= Task brief =
Each entry must be reproduced precisely as it stands.

___ Data for processing ___

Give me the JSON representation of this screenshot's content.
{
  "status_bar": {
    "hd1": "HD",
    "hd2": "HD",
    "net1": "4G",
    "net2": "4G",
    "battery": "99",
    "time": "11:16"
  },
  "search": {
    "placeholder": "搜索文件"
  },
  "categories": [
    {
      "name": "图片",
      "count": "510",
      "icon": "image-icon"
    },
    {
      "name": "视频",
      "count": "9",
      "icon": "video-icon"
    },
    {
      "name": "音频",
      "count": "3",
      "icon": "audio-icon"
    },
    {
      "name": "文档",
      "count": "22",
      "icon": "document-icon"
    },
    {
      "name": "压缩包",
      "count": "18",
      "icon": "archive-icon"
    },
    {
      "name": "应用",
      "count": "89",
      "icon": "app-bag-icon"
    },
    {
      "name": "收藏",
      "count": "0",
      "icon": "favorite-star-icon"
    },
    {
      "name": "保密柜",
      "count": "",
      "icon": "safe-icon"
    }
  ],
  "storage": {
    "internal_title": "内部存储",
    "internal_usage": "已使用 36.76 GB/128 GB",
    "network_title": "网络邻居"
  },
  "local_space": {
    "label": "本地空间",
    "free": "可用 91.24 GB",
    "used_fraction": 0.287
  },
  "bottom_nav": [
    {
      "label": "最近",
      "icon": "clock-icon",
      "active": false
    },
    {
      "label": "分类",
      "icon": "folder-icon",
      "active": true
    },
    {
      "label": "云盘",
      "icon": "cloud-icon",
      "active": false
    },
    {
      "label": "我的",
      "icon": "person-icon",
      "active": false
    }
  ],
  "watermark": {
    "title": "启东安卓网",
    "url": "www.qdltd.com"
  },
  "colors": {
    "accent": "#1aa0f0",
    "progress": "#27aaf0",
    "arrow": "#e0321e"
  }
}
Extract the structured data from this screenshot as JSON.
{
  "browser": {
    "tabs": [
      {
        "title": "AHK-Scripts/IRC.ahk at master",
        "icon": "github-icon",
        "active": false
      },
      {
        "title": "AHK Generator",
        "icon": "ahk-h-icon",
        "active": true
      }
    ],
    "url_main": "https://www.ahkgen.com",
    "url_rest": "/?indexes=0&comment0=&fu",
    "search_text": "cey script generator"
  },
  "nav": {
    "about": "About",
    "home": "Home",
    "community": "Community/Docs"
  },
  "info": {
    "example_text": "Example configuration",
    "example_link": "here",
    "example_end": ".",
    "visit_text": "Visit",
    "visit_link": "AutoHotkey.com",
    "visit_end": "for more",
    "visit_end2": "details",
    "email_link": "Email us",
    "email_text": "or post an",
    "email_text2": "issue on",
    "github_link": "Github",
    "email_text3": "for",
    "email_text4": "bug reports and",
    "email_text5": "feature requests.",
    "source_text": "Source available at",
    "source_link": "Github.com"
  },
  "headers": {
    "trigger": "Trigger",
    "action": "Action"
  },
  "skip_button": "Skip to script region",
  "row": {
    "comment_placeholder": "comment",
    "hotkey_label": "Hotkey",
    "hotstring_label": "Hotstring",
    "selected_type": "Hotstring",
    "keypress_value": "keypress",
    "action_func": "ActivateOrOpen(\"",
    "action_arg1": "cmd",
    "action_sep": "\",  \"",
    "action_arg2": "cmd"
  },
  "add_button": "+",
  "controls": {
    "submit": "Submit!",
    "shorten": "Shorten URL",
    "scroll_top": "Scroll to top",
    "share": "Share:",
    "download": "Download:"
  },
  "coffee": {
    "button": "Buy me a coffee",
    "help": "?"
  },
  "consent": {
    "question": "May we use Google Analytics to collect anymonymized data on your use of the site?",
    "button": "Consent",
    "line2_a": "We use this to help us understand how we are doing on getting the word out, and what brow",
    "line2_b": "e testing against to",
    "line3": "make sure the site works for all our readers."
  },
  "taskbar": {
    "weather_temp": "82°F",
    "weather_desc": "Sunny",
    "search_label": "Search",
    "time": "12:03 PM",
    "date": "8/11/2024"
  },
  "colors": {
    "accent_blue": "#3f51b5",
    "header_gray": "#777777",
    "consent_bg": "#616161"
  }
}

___

= Exercise result =
Give me the JSON representation of this screenshot's content.
{
  "status_bar": {
    "hd1": "HD",
    "hd2": "HD",
    "net1": "4G",
    "net2": "4G",
    "battery": "99",
    "time": "11:16"
  },
  "search": {
    "placeholder": "搜索文件"
  },
  "categories": [
    {
      "name": "图片",
      "count": "510",
      "icon": "image-icon"
    },
    {
      "name": "视频",
      "count": "9",
      "icon": "video-icon"
    },
    {
      "name": "音频",
      "count": "3",
      "icon": "audio-icon"
    },
    {
      "name": "文档",
      "count": "22",
      "icon": "document-icon"
    },
    {
      "name": "压缩包",
      "count": "18",
      "icon": "archive-icon"
    },
    {
      "name": "应用",
      "count": "89",
      "icon": "app-bag-icon"
    },
    {
      "name": "收藏",
      "count": "0",
      "icon": "favorite-star-icon"
    },
    {
      "name": "保密柜",
      "count": "",
      "icon": "safe-icon"
    }
  ],
  "storage": {
    "internal_title": "内部存储",
    "internal_usage": "已使用 36.76 GB/128 GB",
    "network_title": "网络邻居"
  },
  "local_space": {
    "label": "本地空间",
    "free": "可用 91.24 GB",
    "used_fraction": 0.287
  },
  "bottom_nav": [
    {
      "label": "最近",
      "icon": "clock-icon",
      "active": false
    },
    {
      "label": "分类",
      "icon": "folder-icon",
      "active": true
    },
    {
      "label": "云盘",
      "icon": "cloud-icon",
      "active": false
    },
    {
      "label": "我的",
      "icon": "person-icon",
      "active": false
    }
  ],
  "watermark": {
    "title": "启东安卓网",
    "url": "www.qdltd.com"
  },
  "colors": {
    "accent": "#1aa0f0",
    "progress": "#27aaf0",
    "arrow": "#e0321e"
  }
}
Extract the structured data from this screenshot as JSON.
{
  "browser": {
    "tabs": [
      {
        "title": "AHK-Scripts/IRC.ahk at master",
        "icon": "github-icon",
        "active": false
      },
      {
        "title": "AHK Generator",
        "icon": "ahk-h-icon",
        "active": true
      }
    ],
    "url_main": "https://www.ahkgen.com",
    "url_rest": "/?indexes=0&comment0=&fu",
    "search_text": "cey script generator"
  },
  "nav": {
    "about": "About",
    "home": "Home",
    "community": "Community/Docs"
  },
  "info": {
    "example_text": "Example configuration",
    "example_link": "here",
    "example_end": ".",
    "visit_text": "Visit",
    "visit_link": "AutoHotkey.com",
    "visit_end": "for more",
    "visit_end2": "details",
    "email_link": "Email us",
    "email_text": "or post an",
    "email_text2": "issue on",
    "github_link": "Github",
    "email_text3": "for",
    "email_text4": "bug reports and",
    "email_text5": "feature requests.",
    "source_text": "Source available at",
    "source_link": "Github.com"
  },
  "headers": {
    "trigger": "Trigger",
    "action": "Action"
  },
  "skip_button": "Skip to script region",
  "row": {
    "comment_placeholder": "comment",
    "hotkey_label": "Hotkey",
    "hotstring_label": "Hotstring",
    "selected_type": "Hotstring",
    "keypress_value": "keypress",
    "action_func": "ActivateOrOpen(\"",
    "action_arg1": "cmd",
    "action_sep": "\",  \"",
    "action_arg2": "cmd"
  },
  "add_button": "+",
  "controls": {
    "submit": "Submit!",
    "shorten": "Shorten URL",
    "scroll_top": "Scroll to top",
    "share": "Share:",
    "download": "Download:"
  },
  "coffee": {
    "button": "Buy me a coffee",
    "help": "?"
  },
  "consent": {
    "question": "May we use Google Analytics to collect anymonymized data on your use of the site?",
    "button": "Consent",
    "line2_a": "We use this to help us understand how we are doing on getting the word out, and what brow",
    "line2_b": "e testing against to",
    "line3": "make sure the site works for all our readers."
  },
  "taskbar": {
    "weather_temp": "82°F",
    "weather_desc": "Sunny",
    "search_label": "Search",
    "time": "12:03 PM",
    "date": "8/11/2024"
  },
  "colors": {
    "accent_blue": "#3f51b5",
    "header_gray": "#777777",
    "consent_bg": "#616161"
  }
}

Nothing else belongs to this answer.